● **Work request**: The records below are to be reproduced exactly, with the pictures left out.

─── Stored data

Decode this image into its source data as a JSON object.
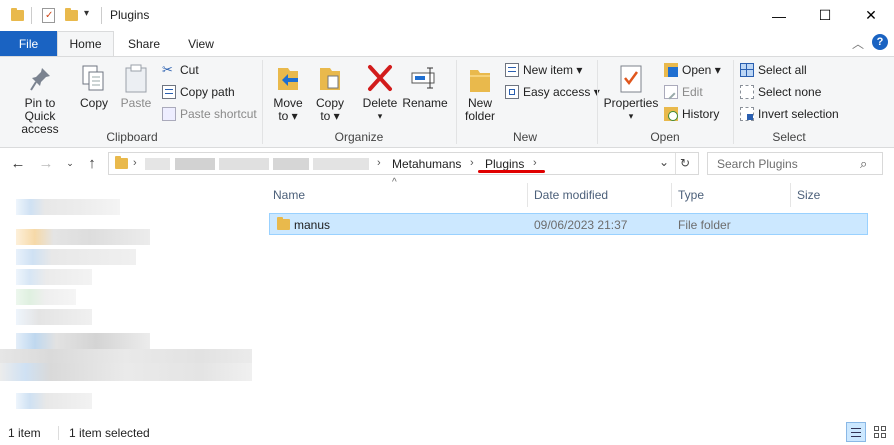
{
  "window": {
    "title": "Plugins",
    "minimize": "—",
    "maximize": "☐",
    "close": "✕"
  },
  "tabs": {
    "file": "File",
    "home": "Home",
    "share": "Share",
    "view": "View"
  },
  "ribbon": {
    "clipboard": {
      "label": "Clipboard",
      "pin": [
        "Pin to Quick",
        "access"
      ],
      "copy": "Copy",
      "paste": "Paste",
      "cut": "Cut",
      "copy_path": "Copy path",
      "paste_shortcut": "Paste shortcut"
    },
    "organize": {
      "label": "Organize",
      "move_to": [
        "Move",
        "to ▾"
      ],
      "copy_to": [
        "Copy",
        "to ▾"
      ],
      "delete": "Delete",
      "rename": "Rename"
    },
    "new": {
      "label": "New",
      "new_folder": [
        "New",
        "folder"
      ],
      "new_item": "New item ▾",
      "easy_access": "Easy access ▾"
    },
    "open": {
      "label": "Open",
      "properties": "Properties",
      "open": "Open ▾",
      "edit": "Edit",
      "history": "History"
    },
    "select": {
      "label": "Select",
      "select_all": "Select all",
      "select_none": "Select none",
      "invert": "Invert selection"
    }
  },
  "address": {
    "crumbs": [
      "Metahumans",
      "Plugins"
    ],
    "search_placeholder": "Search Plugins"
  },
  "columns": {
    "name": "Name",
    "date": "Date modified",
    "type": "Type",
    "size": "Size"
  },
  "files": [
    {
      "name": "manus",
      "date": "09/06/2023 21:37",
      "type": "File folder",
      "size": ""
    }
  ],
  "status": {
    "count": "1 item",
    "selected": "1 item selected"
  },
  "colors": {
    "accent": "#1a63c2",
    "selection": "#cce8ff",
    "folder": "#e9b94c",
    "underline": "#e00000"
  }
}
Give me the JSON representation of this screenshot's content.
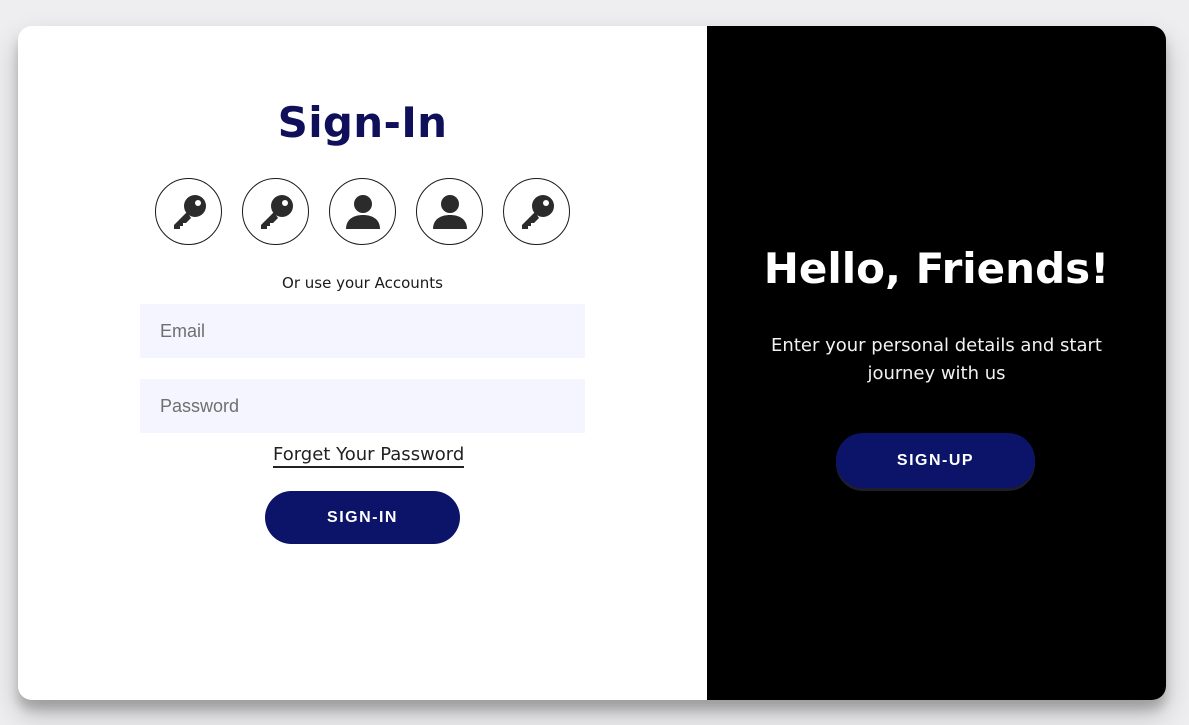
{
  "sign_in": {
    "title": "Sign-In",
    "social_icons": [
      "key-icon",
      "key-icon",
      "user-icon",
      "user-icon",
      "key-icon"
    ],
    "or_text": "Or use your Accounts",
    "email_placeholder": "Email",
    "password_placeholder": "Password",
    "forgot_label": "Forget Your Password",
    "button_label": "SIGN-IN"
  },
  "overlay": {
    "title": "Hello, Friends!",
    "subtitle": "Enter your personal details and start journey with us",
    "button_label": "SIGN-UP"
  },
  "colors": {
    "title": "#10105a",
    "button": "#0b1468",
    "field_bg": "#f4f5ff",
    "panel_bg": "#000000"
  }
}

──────

● **Written response**:
Decode this image into its source data as a JSON object.
{
  "window": {
    "title": "Plugins",
    "minimize": "—",
    "maximize": "☐",
    "close": "✕"
  },
  "tabs": {
    "file": "File",
    "home": "Home",
    "share": "Share",
    "view": "View"
  },
  "ribbon": {
    "clipboard": {
      "label": "Clipboard",
      "pin": [
        "Pin to Quick",
        "access"
      ],
      "copy": "Copy",
      "paste": "Paste",
      "cut": "Cut",
      "copy_path": "Copy path",
      "paste_shortcut": "Paste shortcut"
    },
    "organize": {
      "label": "Organize",
      "move_to": [
        "Move",
        "to ▾"
      ],
      "copy_to": [
        "Copy",
        "to ▾"
      ],
      "delete": "Delete",
      "rename": "Rename"
    },
    "new": {
      "label": "New",
      "new_folder": [
        "New",
        "folder"
      ],
      "new_item": "New item ▾",
      "easy_access": "Easy access ▾"
    },
    "open": {
      "label": "Open",
      "properties": "Properties",
      "open": "Open ▾",
      "edit": "Edit",
      "history": "History"
    },
    "select": {
      "label": "Select",
      "select_all": "Select all",
      "select_none": "Select none",
      "invert": "Invert selection"
    }
  },
  "address": {
    "crumbs": [
      "Metahumans",
      "Plugins"
    ],
    "search_placeholder": "Search Plugins"
  },
  "columns": {
    "name": "Name",
    "date": "Date modified",
    "type": "Type",
    "size": "Size"
  },
  "files": [
    {
      "name": "manus",
      "date": "09/06/2023 21:37",
      "type": "File folder",
      "size": ""
    }
  ],
  "status": {
    "count": "1 item",
    "selected": "1 item selected"
  },
  "colors": {
    "accent": "#1a63c2",
    "selection": "#cce8ff",
    "folder": "#e9b94c",
    "underline": "#e00000"
  }
}
Give me the JSON representation of this screenshot's content.
{
  "sign_in": {
    "title": "Sign-In",
    "social_icons": [
      "key-icon",
      "key-icon",
      "user-icon",
      "user-icon",
      "key-icon"
    ],
    "or_text": "Or use your Accounts",
    "email_placeholder": "Email",
    "password_placeholder": "Password",
    "forgot_label": "Forget Your Password",
    "button_label": "SIGN-IN"
  },
  "overlay": {
    "title": "Hello, Friends!",
    "subtitle": "Enter your personal details and start journey with us",
    "button_label": "SIGN-UP"
  },
  "colors": {
    "title": "#10105a",
    "button": "#0b1468",
    "field_bg": "#f4f5ff",
    "panel_bg": "#000000"
  }
}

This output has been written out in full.